This guitar comes with pickups from one of the top brands: Seymour Duncan. So you can expect well built pickups with great sound that shouldn't need an upgrade anytime soon.
These are passive pickups, so you can expect a rounder sound and a moderade level of output.
The Jackson Pro Series Soloist SL3R's configuration is HSS. If you play a lot with humbuckers in the bridge position, but would also love to have pristine cleans, this is a great configuration to have. The bridge humbucker will give you tons of output for playing distorted rhythm parts, while the single coils will give you a lot of tone options.
More with the same pickups
It gives you a good amount of tone options with its 5-way switch. You can use it to choose at least 5 different pickup combinations.
Unfortunately, it doesn't come with more options for coil split or coil tapping. This makes it less versatile than some competitors.
What music genre is it good for?
As a 6 strings, Solid Body guitar with HSS configuration and Passive pickups, we'd recommend it for genres like Hard Rock or similar. However, you can use almost any guitar for any genre. This is just the typical type of music for this particular one.
Build Quality Analysis
Country of Origin
Knowing where the instrument is produced is a good way to know how well it's built. Some manufacturing countries are known for having higher quality standards. For example, most expensive instruments are made in the US or Japan, but there are some exceptionally great countries—like South Korea—that are building a good reputation.

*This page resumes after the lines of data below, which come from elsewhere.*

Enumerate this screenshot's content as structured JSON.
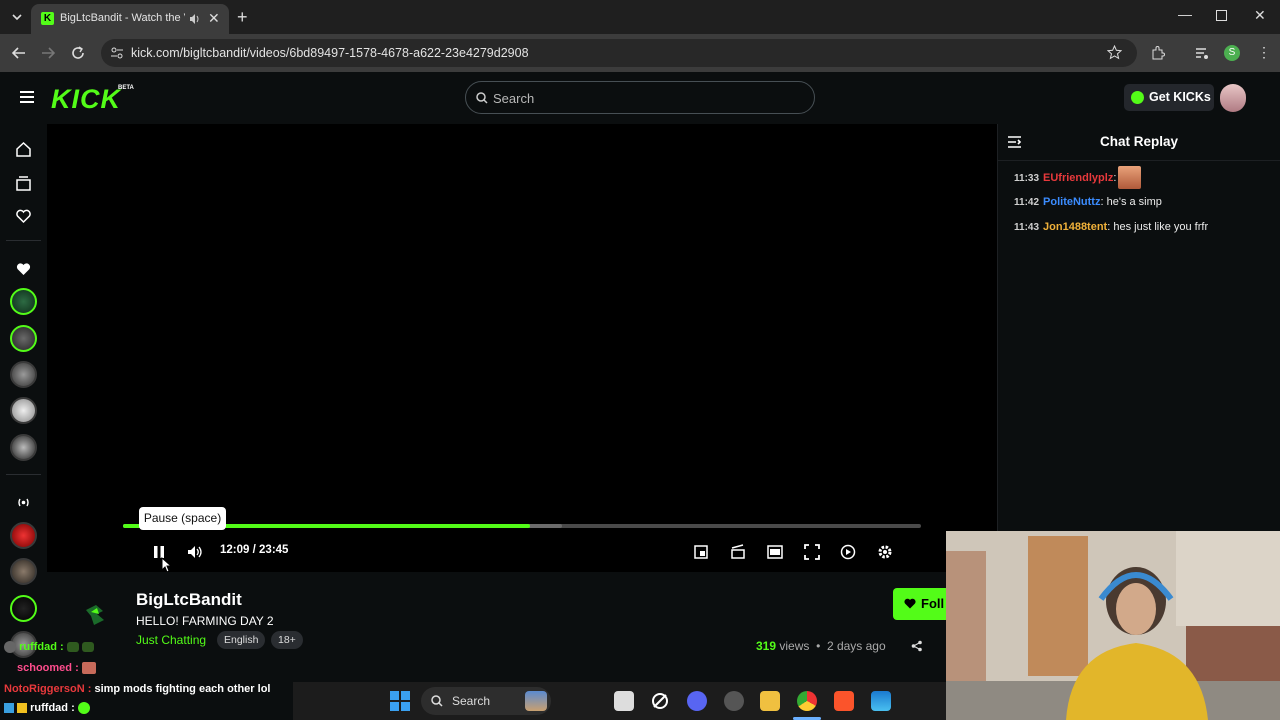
{
  "browser": {
    "tab_title": "BigLtcBandit - Watch the V",
    "url": "kick.com/bigltcbandit/videos/6bd89497-1578-4678-a622-23e4279d2908",
    "profile_initial": "S"
  },
  "header": {
    "logo": "KICK",
    "beta": "BETA",
    "search_placeholder": "Search",
    "get_kicks": "Get KICKs"
  },
  "player": {
    "tooltip": "Pause (space)",
    "current_time": "12:09",
    "separator": "/",
    "duration": "23:45",
    "progress_fraction": 0.51,
    "buffered_fraction": 0.55
  },
  "video_info": {
    "channel_name": "BigLtcBandit",
    "title": "HELLO! FARMING DAY 2",
    "category": "Just Chatting",
    "tags": [
      "English",
      "18+"
    ],
    "views_count": "319",
    "views_label": "views",
    "dot": "•",
    "posted": "2 days ago",
    "follow_label": "Foll"
  },
  "chat": {
    "header": "Chat Replay",
    "messages": [
      {
        "time": "11:33",
        "user": "EUfriendlyplz",
        "color": "#e8393c",
        "text": ""
      },
      {
        "time": "11:42",
        "user": "PoliteNuttz",
        "color": "#3b8cff",
        "text": "he's a simp"
      },
      {
        "time": "11:43",
        "user": "Jon1488tent",
        "color": "#f0b13a",
        "text": "hes just like you frfr"
      }
    ]
  },
  "overlay_chat": [
    {
      "user": "ruffdad :",
      "color": "#53fc18",
      "text": ""
    },
    {
      "user": "schoomed :",
      "color": "#ff4d8d",
      "text": ""
    },
    {
      "user": "NotoRiggersoN :",
      "color": "#e8393c",
      "text": "simp mods fighting each other lol"
    },
    {
      "user": "ruffdad :",
      "color": "#ffffff",
      "text": ""
    }
  ],
  "taskbar": {
    "search_label": "Search"
  },
  "colors": {
    "accent": "#53fc18",
    "background": "#0b0e0f"
  }
}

The Jackson Pro Series Soloist SL3R is made in Indonesia. Many people prefer the quality of an Indonesian guitar over a Chinese. Respectable brands like Epiphone, Ibanez and Schecter are building in this country because of the great quality and lower price. Some people like to compare them to the ones built in Japan during the 80s, when Japanese guitar makers made a name for themselves.
Floyd Rose 1000 Series Double-Locking Tremolo (Recessed): With this type of tremolo bridge, you'll be able to perform dive bombs and pinch harmonics without getting out of tune. This type of bridge gives you the best versatility, but it also makes it harder to set up your guitar correctly, especially when changing your strings.
Another important thing to analyze is the nut material, as it's one of the most important aspects that can affect the sound and playability of your guitar. A well-cut nut will make sure it stays in tune and will make it more comfortable to play.
In this case, the Jackson Pro Series Soloist SL3R has a Locking nut. Instead of the typical nut, this nut locks the strings in place and will make them stay in tune even after heavy tremolo use. This type of nut provides the best tune stability, but they also make the guitar more expensive.
Unfortunately, it doesn't come with a retainer bar for the nut, which would be a helpful addition. Without it, the strings will change pitch once you lock down the nut, so you'll have to make more micro-adjustments at the bridge to tune it correctly.
The neck joint is the part where the neck of the guitar meets the body. There are three main techniques to attach both parts together: Set-In, Bolt-On and Neck-Through. The latter two provide different advantages, although neck-throughs are the most expensive.
This guitar has a Neck-Through neck joint. Many people believe a neck-through build delivers the best sustain because some of the vibrations from the neck aren't lost like with other neck joints. However, no one has been able to prove this. What we know is that a neck-through build is usually the most comfortable when playing the upper frets because there's nothing on your way at the neck-body joint.
Build Quality Score
All SpecsJackson Pro Series Soloist SL3R
Help others by sharing your opinion about this guitar. Note: to avoid spam, your review will be submitted for approval before appearing here.